| Task description |
Look through the lines below and copy each one that includes "PhoenixContextExecutor".

(Website and app data records)

= Beginning of Section =

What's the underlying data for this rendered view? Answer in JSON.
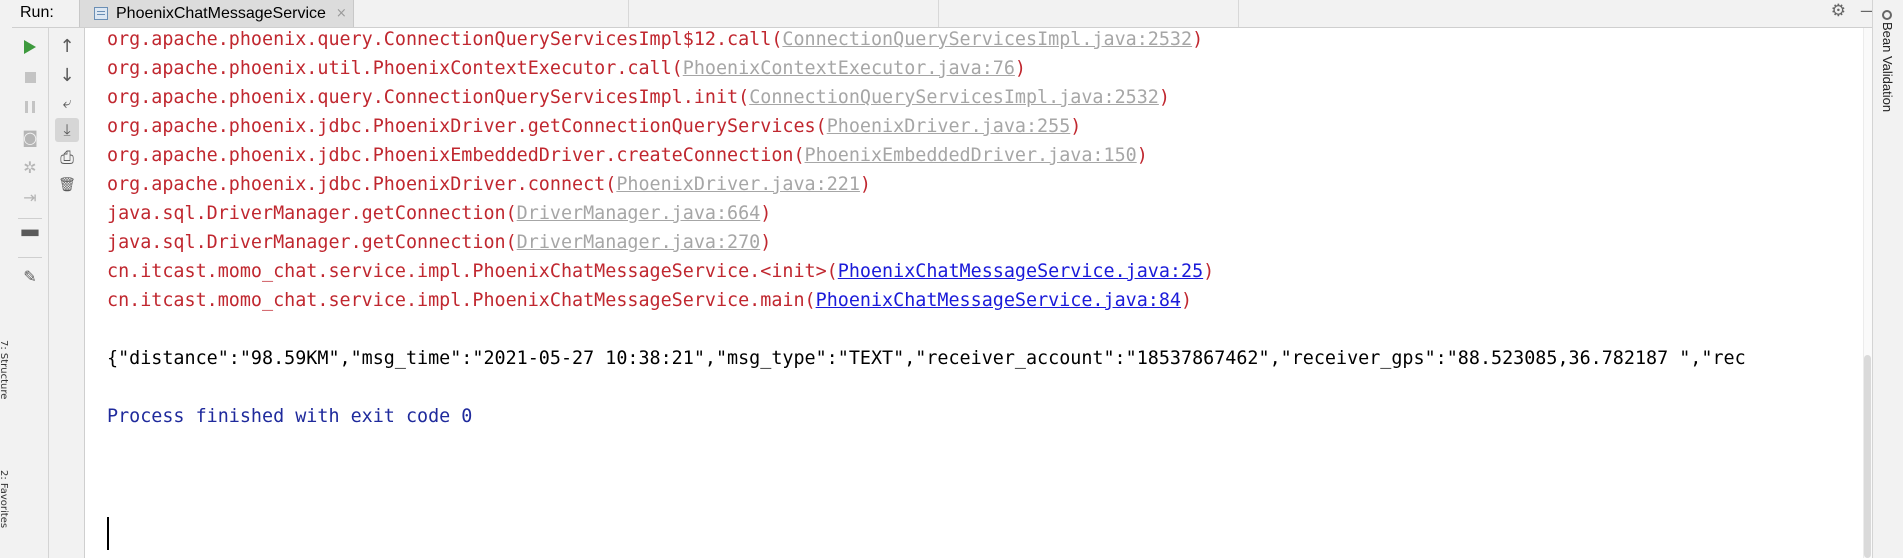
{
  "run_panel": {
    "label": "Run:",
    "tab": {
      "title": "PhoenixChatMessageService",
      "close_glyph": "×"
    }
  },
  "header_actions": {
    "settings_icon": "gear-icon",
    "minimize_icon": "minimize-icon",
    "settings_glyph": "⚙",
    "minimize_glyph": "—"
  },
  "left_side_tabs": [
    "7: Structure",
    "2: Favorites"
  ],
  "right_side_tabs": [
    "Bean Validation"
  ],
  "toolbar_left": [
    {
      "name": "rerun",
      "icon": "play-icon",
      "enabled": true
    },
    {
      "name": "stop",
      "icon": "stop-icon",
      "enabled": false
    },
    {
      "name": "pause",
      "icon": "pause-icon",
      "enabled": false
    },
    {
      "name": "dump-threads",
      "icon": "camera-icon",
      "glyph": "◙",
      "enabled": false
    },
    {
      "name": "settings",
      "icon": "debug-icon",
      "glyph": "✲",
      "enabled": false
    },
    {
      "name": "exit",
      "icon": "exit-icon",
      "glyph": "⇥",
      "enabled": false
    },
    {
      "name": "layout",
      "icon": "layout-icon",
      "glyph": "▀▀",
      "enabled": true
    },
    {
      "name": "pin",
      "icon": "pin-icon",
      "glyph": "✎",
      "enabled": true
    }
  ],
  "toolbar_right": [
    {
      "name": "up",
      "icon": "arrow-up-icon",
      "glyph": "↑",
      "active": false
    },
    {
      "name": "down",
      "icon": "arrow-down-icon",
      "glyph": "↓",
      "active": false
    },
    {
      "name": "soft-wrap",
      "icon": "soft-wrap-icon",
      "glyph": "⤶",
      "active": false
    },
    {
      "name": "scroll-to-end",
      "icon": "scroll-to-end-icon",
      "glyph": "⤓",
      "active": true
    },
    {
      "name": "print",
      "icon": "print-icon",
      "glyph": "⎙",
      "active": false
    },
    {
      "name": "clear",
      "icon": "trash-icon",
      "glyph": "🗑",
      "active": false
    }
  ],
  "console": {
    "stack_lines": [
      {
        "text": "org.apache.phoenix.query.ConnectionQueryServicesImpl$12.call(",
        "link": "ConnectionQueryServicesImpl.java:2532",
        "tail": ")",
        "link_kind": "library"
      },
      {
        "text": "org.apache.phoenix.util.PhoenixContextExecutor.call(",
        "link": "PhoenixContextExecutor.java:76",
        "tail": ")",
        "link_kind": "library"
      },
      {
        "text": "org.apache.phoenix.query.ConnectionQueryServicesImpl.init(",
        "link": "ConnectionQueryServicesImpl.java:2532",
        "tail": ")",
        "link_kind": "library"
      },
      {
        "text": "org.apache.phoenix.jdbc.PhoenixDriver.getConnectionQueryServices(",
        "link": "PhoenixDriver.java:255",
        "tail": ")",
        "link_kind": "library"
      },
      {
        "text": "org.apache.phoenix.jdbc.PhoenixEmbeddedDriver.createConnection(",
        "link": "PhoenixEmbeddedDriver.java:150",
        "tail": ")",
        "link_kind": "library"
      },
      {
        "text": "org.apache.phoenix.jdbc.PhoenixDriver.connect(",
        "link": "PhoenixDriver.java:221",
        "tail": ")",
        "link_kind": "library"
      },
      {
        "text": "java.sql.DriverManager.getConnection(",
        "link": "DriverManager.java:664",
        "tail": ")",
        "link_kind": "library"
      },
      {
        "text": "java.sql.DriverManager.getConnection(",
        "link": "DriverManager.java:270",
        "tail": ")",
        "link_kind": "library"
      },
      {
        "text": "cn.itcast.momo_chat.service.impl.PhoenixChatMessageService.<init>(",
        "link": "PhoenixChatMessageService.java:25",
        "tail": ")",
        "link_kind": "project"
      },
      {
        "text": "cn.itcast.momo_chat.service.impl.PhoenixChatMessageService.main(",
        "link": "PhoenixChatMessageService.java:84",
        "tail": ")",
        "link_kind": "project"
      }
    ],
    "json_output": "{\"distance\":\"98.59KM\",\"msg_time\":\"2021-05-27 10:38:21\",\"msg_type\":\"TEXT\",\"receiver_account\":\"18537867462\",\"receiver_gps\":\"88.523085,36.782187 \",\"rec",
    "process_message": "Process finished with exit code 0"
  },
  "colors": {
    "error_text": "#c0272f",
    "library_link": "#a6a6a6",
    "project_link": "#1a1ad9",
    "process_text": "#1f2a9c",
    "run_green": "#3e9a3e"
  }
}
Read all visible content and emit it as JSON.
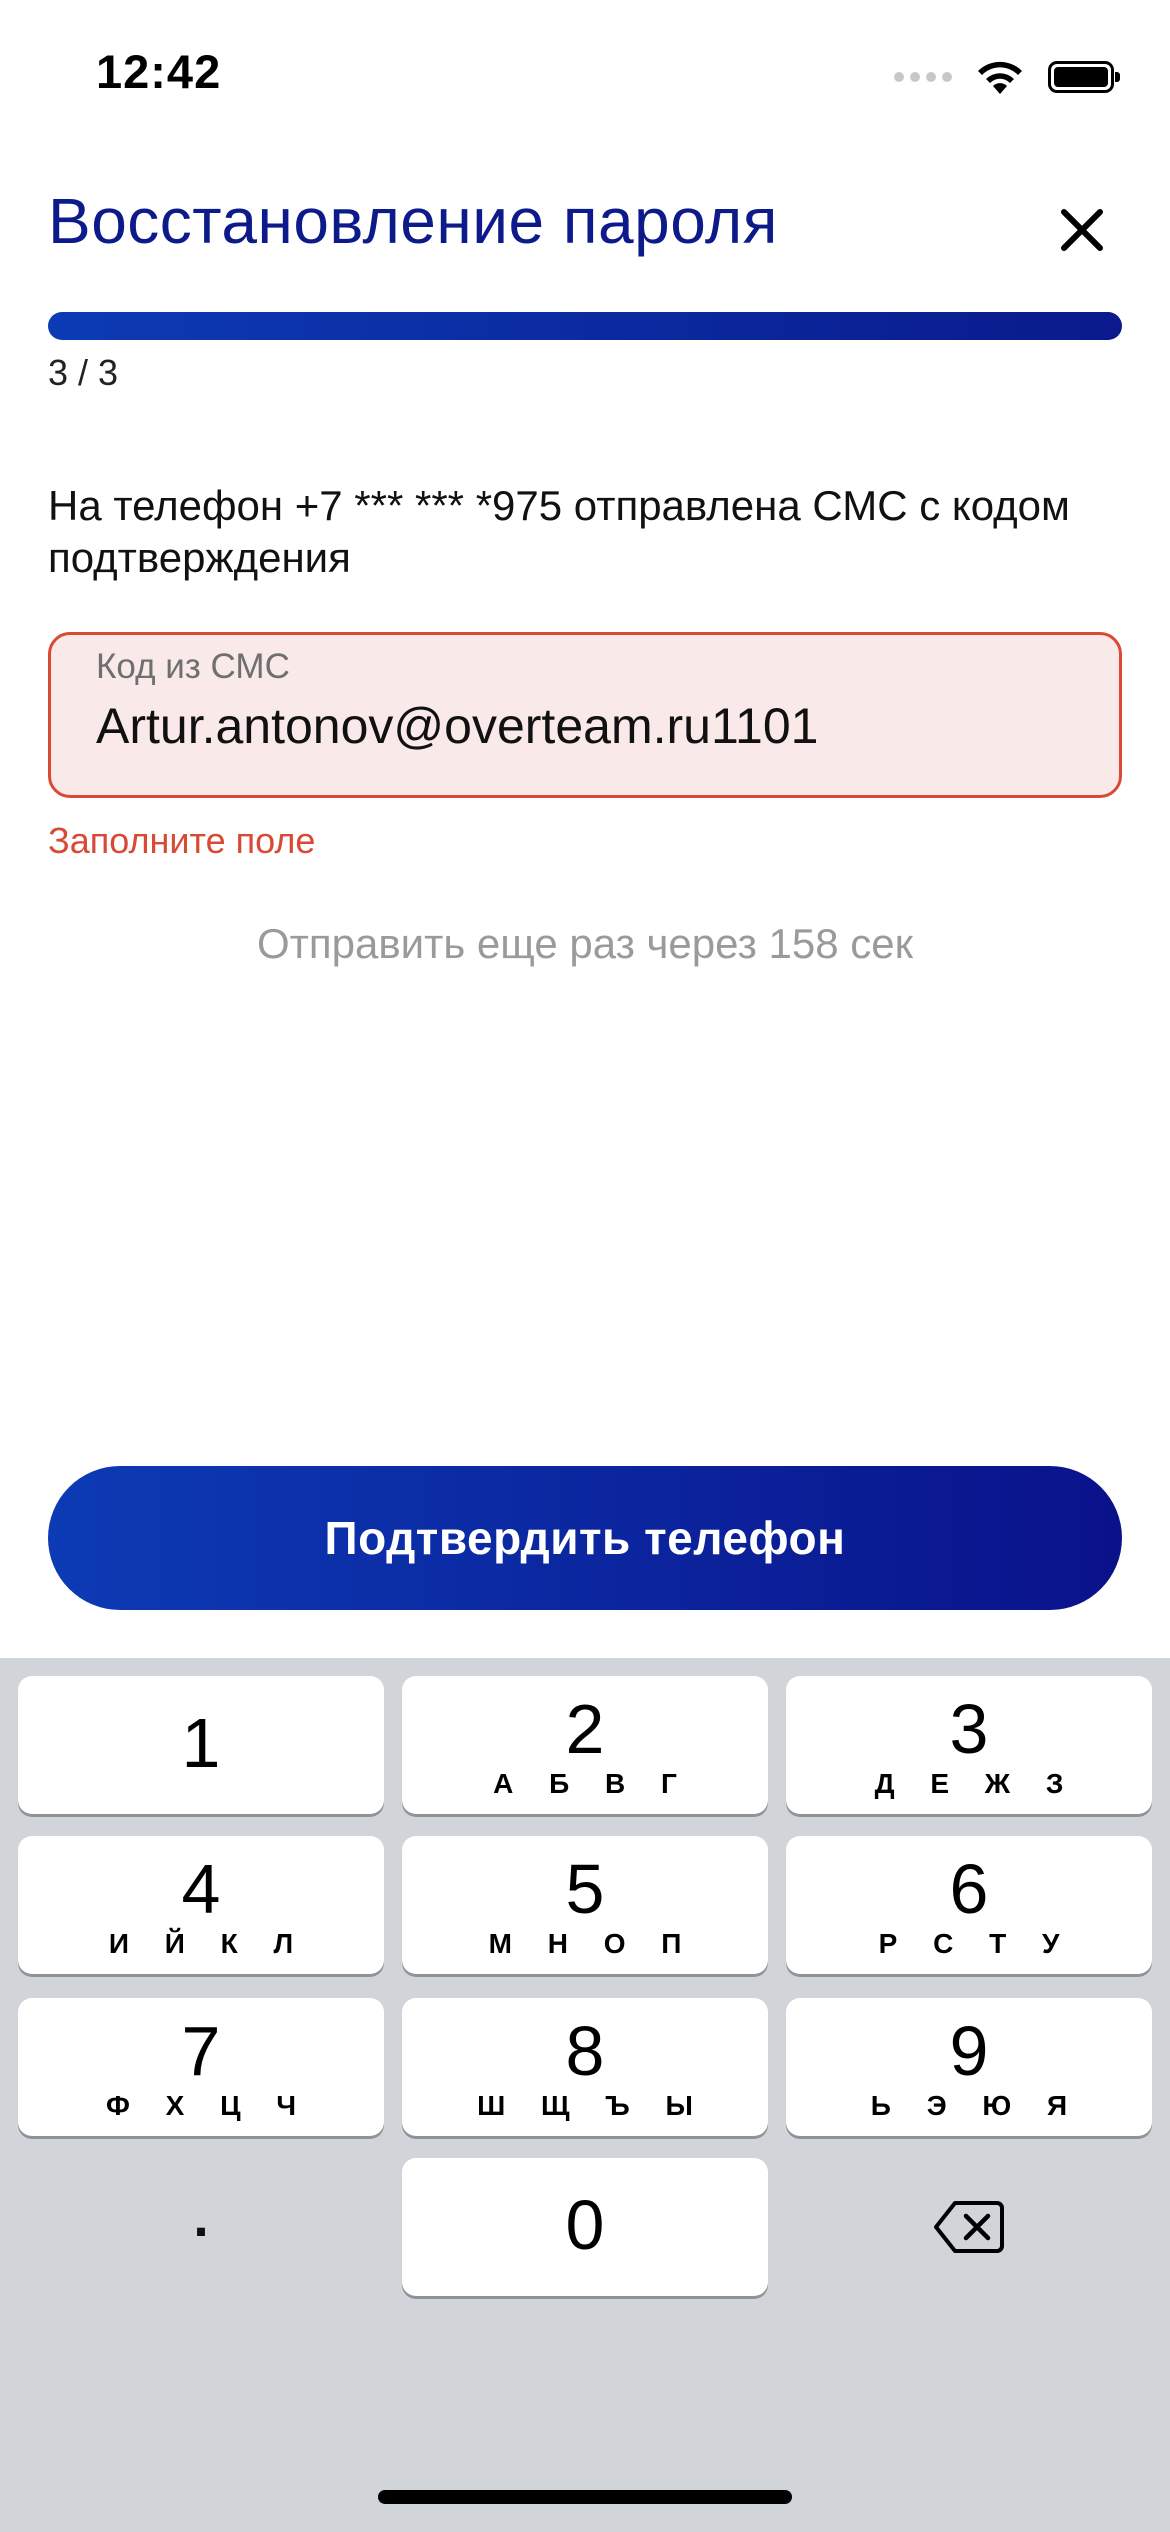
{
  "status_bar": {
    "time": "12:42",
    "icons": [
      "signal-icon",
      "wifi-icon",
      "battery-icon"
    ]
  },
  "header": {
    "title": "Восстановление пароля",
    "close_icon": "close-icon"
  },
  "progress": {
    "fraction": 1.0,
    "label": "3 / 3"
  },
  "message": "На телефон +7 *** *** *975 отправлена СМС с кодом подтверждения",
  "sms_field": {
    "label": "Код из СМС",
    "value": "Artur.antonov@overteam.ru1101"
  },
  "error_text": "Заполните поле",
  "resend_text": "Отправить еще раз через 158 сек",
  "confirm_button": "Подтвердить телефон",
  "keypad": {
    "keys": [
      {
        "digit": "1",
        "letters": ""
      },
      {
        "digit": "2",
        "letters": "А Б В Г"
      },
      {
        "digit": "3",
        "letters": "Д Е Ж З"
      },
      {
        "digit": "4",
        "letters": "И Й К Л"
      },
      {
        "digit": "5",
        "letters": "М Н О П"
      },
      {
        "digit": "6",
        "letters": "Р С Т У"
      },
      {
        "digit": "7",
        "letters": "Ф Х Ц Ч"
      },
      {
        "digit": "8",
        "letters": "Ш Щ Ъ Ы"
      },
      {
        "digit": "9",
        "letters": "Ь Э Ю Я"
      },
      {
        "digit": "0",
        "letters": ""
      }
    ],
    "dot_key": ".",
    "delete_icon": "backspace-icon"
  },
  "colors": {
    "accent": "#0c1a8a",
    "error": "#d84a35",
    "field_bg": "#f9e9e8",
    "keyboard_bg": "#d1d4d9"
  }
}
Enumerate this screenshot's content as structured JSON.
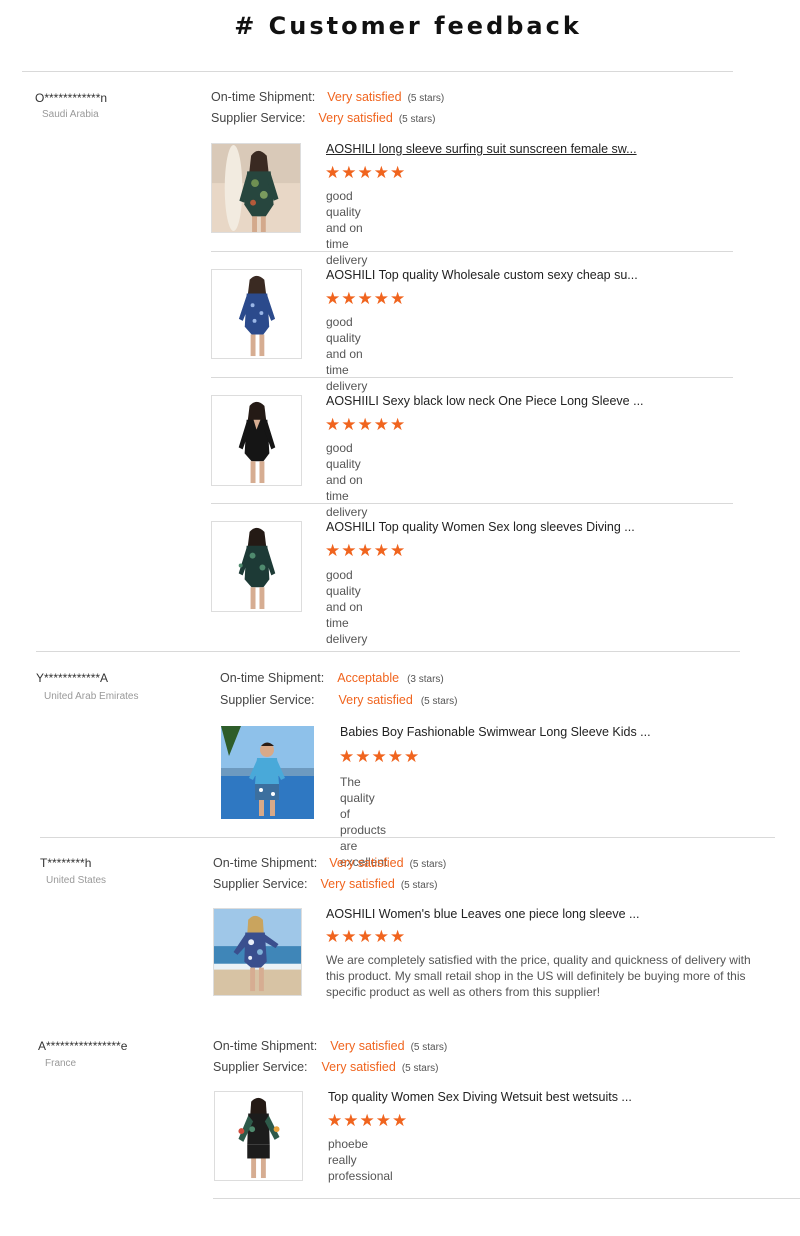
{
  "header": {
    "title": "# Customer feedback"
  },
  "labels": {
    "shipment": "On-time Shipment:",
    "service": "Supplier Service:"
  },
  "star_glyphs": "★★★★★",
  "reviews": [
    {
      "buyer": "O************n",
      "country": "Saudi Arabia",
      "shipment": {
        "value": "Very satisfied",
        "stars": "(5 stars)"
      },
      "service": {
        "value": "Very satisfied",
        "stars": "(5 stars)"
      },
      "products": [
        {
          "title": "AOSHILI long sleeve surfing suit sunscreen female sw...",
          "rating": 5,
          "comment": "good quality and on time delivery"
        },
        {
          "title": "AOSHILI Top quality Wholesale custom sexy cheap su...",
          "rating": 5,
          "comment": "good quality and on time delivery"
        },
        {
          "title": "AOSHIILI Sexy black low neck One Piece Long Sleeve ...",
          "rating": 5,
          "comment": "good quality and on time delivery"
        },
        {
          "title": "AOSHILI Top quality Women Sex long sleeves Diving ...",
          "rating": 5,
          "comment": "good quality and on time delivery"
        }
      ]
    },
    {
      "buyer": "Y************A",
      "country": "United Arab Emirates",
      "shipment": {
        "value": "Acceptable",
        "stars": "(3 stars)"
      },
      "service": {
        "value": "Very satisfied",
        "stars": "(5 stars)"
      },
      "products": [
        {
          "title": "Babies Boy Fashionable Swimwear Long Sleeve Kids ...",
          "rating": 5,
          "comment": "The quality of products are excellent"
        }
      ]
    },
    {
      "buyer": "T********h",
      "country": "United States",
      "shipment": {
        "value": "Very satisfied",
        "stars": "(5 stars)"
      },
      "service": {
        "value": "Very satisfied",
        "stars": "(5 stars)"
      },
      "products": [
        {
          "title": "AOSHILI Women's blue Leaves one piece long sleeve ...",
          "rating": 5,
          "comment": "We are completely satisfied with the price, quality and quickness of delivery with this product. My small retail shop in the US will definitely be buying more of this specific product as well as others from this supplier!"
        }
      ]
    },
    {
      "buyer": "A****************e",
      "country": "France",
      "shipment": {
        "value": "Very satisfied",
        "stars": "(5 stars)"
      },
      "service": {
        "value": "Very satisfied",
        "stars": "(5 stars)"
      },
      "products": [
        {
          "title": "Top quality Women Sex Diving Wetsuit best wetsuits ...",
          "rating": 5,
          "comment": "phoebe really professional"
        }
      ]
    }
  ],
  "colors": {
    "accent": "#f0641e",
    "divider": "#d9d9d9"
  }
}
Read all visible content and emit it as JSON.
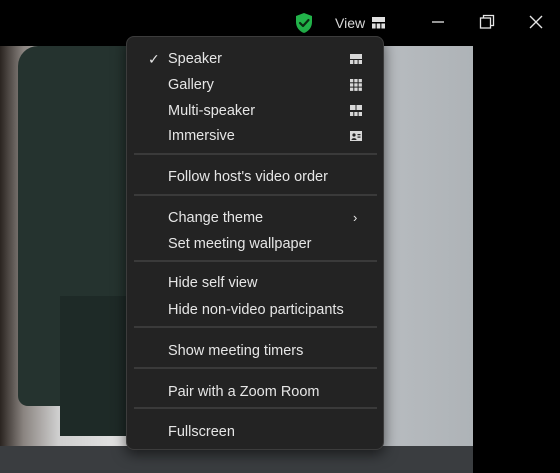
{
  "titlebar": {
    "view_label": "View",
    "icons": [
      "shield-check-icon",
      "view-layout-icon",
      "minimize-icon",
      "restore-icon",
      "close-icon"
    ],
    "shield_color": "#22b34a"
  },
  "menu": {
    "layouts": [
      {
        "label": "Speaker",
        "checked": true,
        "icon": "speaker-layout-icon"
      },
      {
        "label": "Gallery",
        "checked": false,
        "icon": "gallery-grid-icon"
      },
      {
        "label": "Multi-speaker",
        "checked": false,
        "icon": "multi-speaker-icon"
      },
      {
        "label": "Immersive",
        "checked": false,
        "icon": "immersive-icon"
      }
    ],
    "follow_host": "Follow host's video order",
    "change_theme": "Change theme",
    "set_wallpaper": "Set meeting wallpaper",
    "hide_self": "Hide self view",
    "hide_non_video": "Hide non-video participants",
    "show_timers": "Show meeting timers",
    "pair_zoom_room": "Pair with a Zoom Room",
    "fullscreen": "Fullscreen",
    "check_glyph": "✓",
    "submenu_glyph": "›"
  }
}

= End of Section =

| Task result |
        "text": "org.apache.phoenix.util.PhoenixContextExecutor.call(",
        "link": "PhoenixContextExecutor.java:76",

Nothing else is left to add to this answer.